▶ **PROBLEM TO WORK ON**:
Lift out all lines below that contain "title".

▶ **DATASET ENTRIES**:
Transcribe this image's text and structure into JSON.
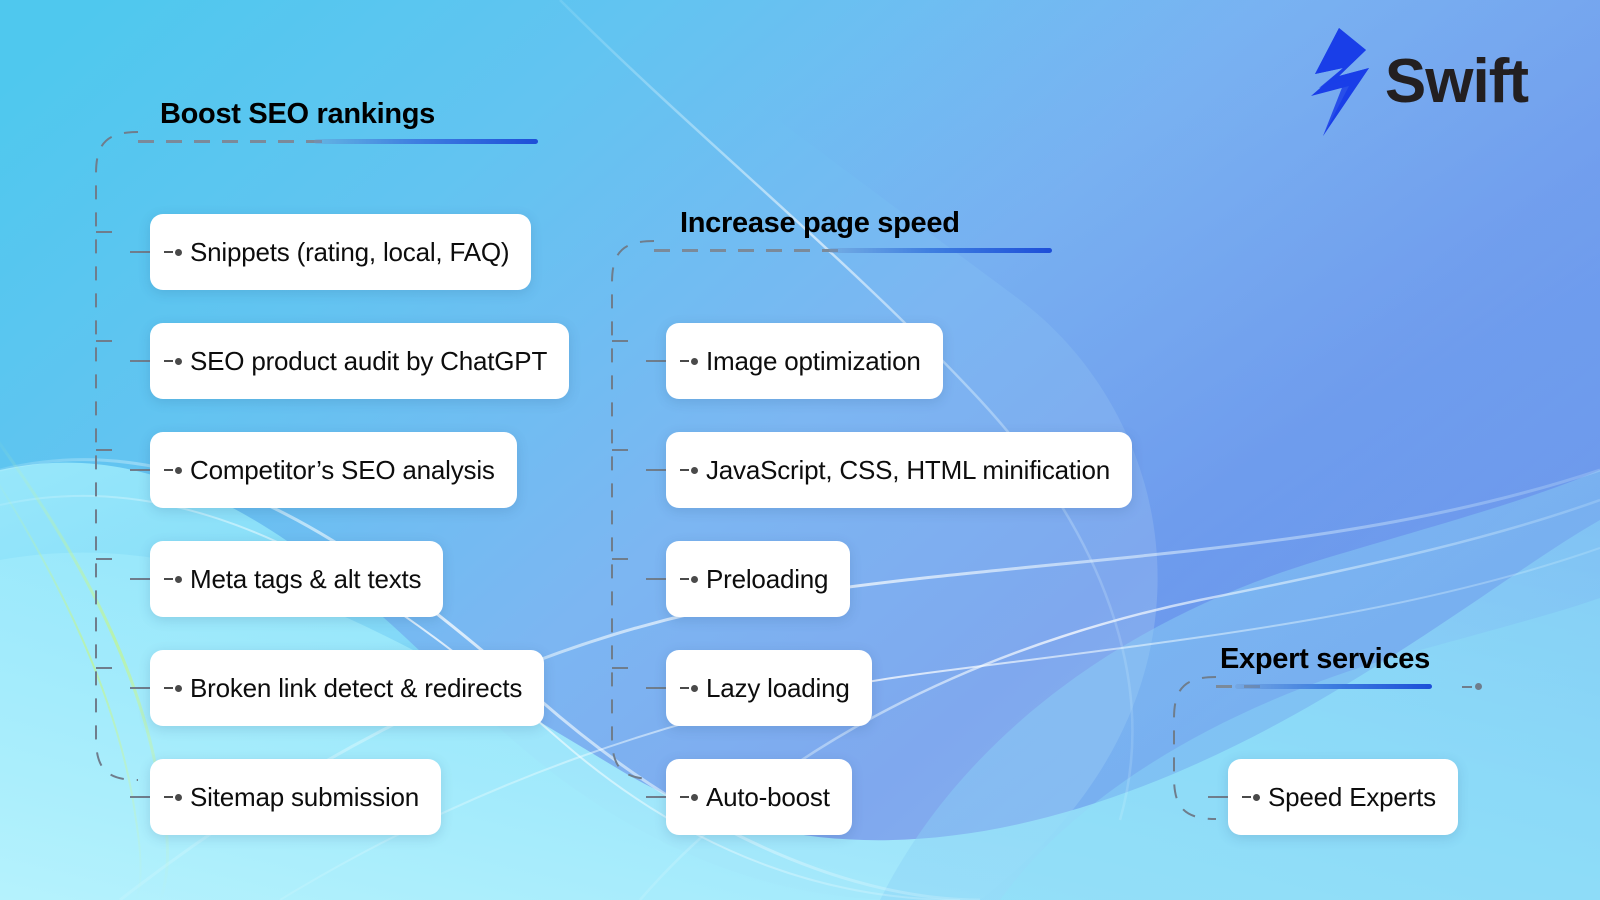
{
  "brand": {
    "name": "Swift",
    "logo_icon": "lightning-bolt-icon",
    "bolt_color": "#1A3EE8",
    "wordmark_color": "#231f20"
  },
  "theme": {
    "background_top_left": "#57C9EC",
    "background_bottom_left": "#A8ECFA",
    "background_right": "#7FAEEE",
    "accent_blue": "#1d4ed8",
    "card_background": "#FFFFFF",
    "text_color": "#0d0d0d",
    "connector_color": "#6f7d8c"
  },
  "groups": [
    {
      "id": "boost-seo-rankings",
      "title": "Boost SEO rankings",
      "items": [
        {
          "label": "Snippets (rating, local, FAQ)"
        },
        {
          "label": "SEO product audit by ChatGPT"
        },
        {
          "label": "Competitor’s SEO analysis"
        },
        {
          "label": "Meta tags & alt texts"
        },
        {
          "label": "Broken link detect & redirects"
        },
        {
          "label": "Sitemap submission"
        }
      ]
    },
    {
      "id": "increase-page-speed",
      "title": "Increase page speed",
      "items": [
        {
          "label": "Image optimization"
        },
        {
          "label": "JavaScript, CSS, HTML minification"
        },
        {
          "label": "Preloading"
        },
        {
          "label": "Lazy loading"
        },
        {
          "label": "Auto-boost"
        }
      ]
    },
    {
      "id": "expert-services",
      "title": "Expert services",
      "items": [
        {
          "label": "Speed Experts"
        }
      ]
    }
  ]
}
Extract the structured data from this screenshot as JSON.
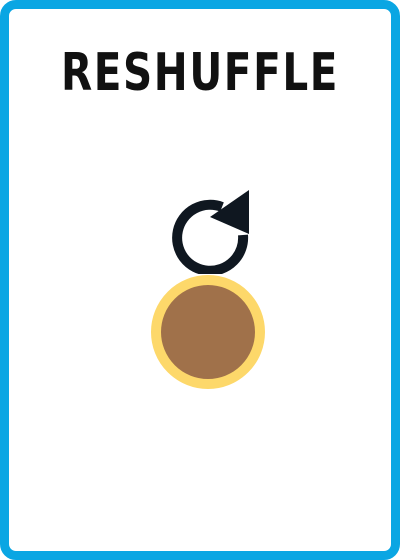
{
  "card": {
    "title": "RESHUFFLE",
    "border_color": "#0aa6e3",
    "icon": "reshuffle-arrow-icon",
    "token": {
      "name": "coin-token",
      "fill_color": "#a0714a",
      "ring_color": "#fdd86a"
    }
  }
}
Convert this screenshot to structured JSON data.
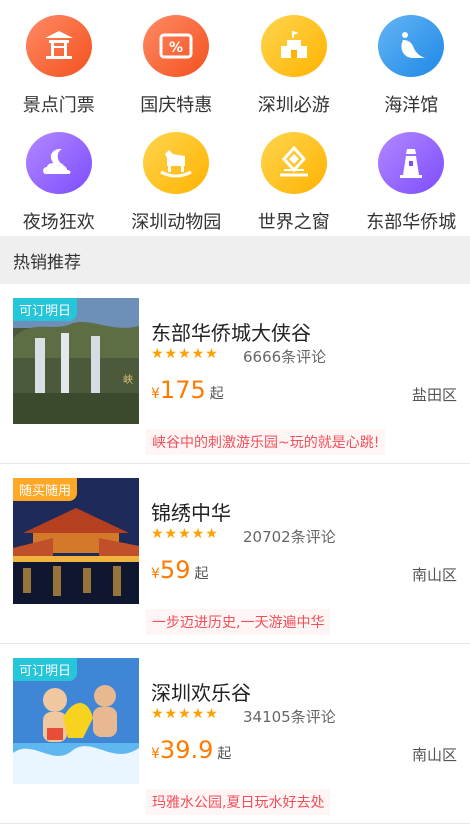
{
  "categories": [
    {
      "label": "景点门票",
      "icon": "pavilion-icon",
      "color": "red"
    },
    {
      "label": "国庆特惠",
      "icon": "discount-ticket-icon",
      "color": "red"
    },
    {
      "label": "深圳必游",
      "icon": "castle-icon",
      "color": "yellow"
    },
    {
      "label": "海洋馆",
      "icon": "seal-icon",
      "color": "blue"
    },
    {
      "label": "夜场狂欢",
      "icon": "moon-cloud-icon",
      "color": "purple"
    },
    {
      "label": "深圳动物园",
      "icon": "rocking-horse-icon",
      "color": "yellow"
    },
    {
      "label": "世界之窗",
      "icon": "landmark-diamond-icon",
      "color": "yellow"
    },
    {
      "label": "东部华侨城",
      "icon": "lighthouse-icon",
      "color": "purple"
    }
  ],
  "section": {
    "title": "热销推荐"
  },
  "products": [
    {
      "tag": "可订明日",
      "tag_color": "#26c6da",
      "name": "东部华侨城大侠谷",
      "stars": "★★★★★",
      "reviews": "6666条评论",
      "currency": "¥",
      "price": "175",
      "unit": "起",
      "district": "盐田区",
      "slogan": "峡谷中的刺激游乐园~玩的就是心跳!"
    },
    {
      "tag": "随买随用",
      "tag_color": "#ffa726",
      "name": "锦绣中华",
      "stars": "★★★★★",
      "reviews": "20702条评论",
      "currency": "¥",
      "price": "59",
      "unit": "起",
      "district": "南山区",
      "slogan": "一步迈进历史,一天游遍中华"
    },
    {
      "tag": "可订明日",
      "tag_color": "#26c6da",
      "name": "深圳欢乐谷",
      "stars": "★★★★★",
      "reviews": "34105条评论",
      "currency": "¥",
      "price": "39.9",
      "unit": "起",
      "district": "南山区",
      "slogan": "玛雅水公园,夏日玩水好去处"
    }
  ]
}
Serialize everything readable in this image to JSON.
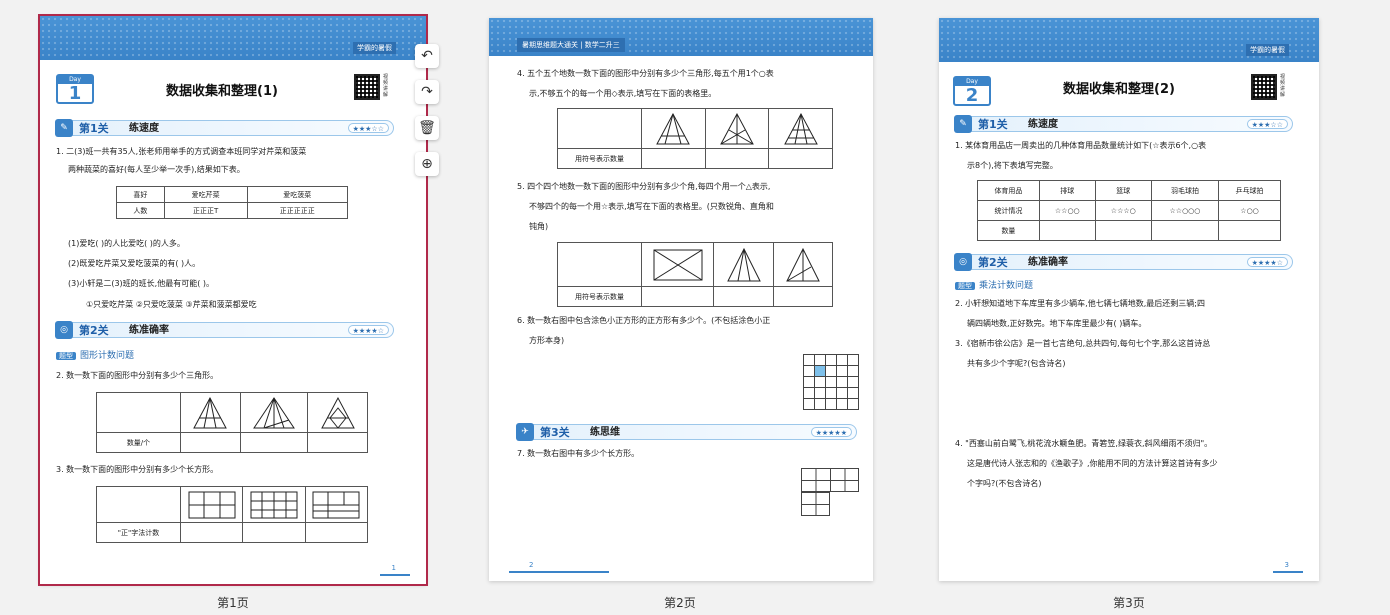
{
  "toolbar": {
    "rotate_left_icon": "↶",
    "rotate_right_icon": "↷",
    "delete_icon": "🗑",
    "add_icon": "⊕"
  },
  "pages": [
    {
      "caption": "第1页",
      "header_tag": "学霸的暑假",
      "day_label": "Day",
      "day_num": "1",
      "title": "数据收集和整理(1)",
      "qr_label": "视频讲解",
      "sec1": {
        "name": "第1关",
        "title": "练速度",
        "stars": "★★★☆☆"
      },
      "q1_l1": "1. 二(3)班一共有35人,张老师用举手的方式调查本班同学对芹菜和菠菜",
      "q1_l2": "两种蔬菜的喜好(每人至少举一次手),结果如下表。",
      "tbl1": {
        "h1": "喜好",
        "h2": "爱吃芹菜",
        "h3": "爱吃菠菜",
        "r1": "人数",
        "r2": "正正正T",
        "r3": "正正正正正"
      },
      "q1_a": "(1)爱吃(          )的人比爱吃(          )的人多。",
      "q1_b": "(2)既爱吃芹菜又爱吃菠菜的有(          )人。",
      "q1_c": "(3)小轩是二(3)班的班长,他最有可能(          )。",
      "q1_opts": "①只爱吃芹菜        ②只爱吃菠菜        ③芹菜和菠菜都爱吃",
      "sec2": {
        "name": "第2关",
        "title": "练准确率",
        "stars": "★★★★☆"
      },
      "topic_badge": "题型",
      "topic": "图形计数问题",
      "q2": "2. 数一数下面的图形中分别有多少个三角形。",
      "q2_row": "数量/个",
      "q3": "3. 数一数下面的图形中分别有多少个长方形。",
      "q3_row": "\"正\"字法计数",
      "page_no": "1"
    },
    {
      "caption": "第2页",
      "header_tag": "暑期思维题大通关 | 数学二升三",
      "q4_l1": "4. 五个五个地数一数下面的图形中分别有多少个三角形,每五个用1个○表",
      "q4_l2": "示,不够五个的每一个用◇表示,填写在下面的表格里。",
      "q4_row": "用符号表示数量",
      "q5_l1": "5. 四个四个地数一数下面的图形中分别有多少个角,每四个用一个△表示,",
      "q5_l2": "不够四个的每一个用☆表示,填写在下面的表格里。(只数锐角、直角和",
      "q5_l3": "钝角)",
      "q5_row": "用符号表示数量",
      "q6_l1": "6. 数一数右图中包含涂色小正方形的正方形有多少个。(不包括涂色小正",
      "q6_l2": "方形本身)",
      "sec3": {
        "name": "第3关",
        "title": "练思维",
        "stars": "★★★★★"
      },
      "q7": "7. 数一数右图中有多少个长方形。",
      "page_no": "2"
    },
    {
      "caption": "第3页",
      "header_tag": "学霸的暑假",
      "day_label": "Day",
      "day_num": "2",
      "title": "数据收集和整理(2)",
      "qr_label": "视频讲解",
      "sec1": {
        "name": "第1关",
        "title": "练速度",
        "stars": "★★★☆☆"
      },
      "q1_l1": "1. 某体育用品店一周卖出的几种体育用品数量统计如下(☆表示6个,○表",
      "q1_l2": "示8个),将下表填写完整。",
      "tbl": {
        "h": [
          "体育用品",
          "排球",
          "篮球",
          "羽毛球拍",
          "乒乓球拍"
        ],
        "r1": [
          "统计情况",
          "☆☆○○",
          "☆☆☆○",
          "☆☆○○○",
          "☆○○"
        ],
        "r2": [
          "数量",
          "",
          "",
          "",
          ""
        ]
      },
      "sec2": {
        "name": "第2关",
        "title": "练准确率",
        "stars": "★★★★☆"
      },
      "topic_badge": "题型",
      "topic": "乘法计数问题",
      "q2_l1": "2. 小轩想知道地下车库里有多少辆车,他七辆七辆地数,最后还剩三辆;四",
      "q2_l2": "辆四辆地数,正好数完。地下车库里最少有(          )辆车。",
      "q3_l1": "3.《宿新市徐公店》是一首七言绝句,总共四句,每句七个字,那么这首诗总",
      "q3_l2": "共有多少个字呢?(包含诗名)",
      "q4_l1": "4. \"西塞山前白鹭飞,桃花流水鳜鱼肥。青箬笠,绿蓑衣,斜风细雨不须归\"。",
      "q4_l2": "这是唐代诗人张志和的《渔歌子》,你能用不同的方法计算这首诗有多少",
      "q4_l3": "个字吗?(不包含诗名)",
      "page_no": "3"
    }
  ]
}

▶ **WRITTEN RESPONSE**:
      "title": "Boost SEO rankings",
      "title": "Increase page speed",
      "title": "Expert services",
    "title": "RESHUFFLE",
    "title": "热销推荐"
      "title": "数据收集和整理(1)",
        "title": "练速度",
        "title": "练准确率",
        "title": "练思维",
      "title": "数据收集和整理(2)",
        "title": "练速度",
        "title": "练准确率",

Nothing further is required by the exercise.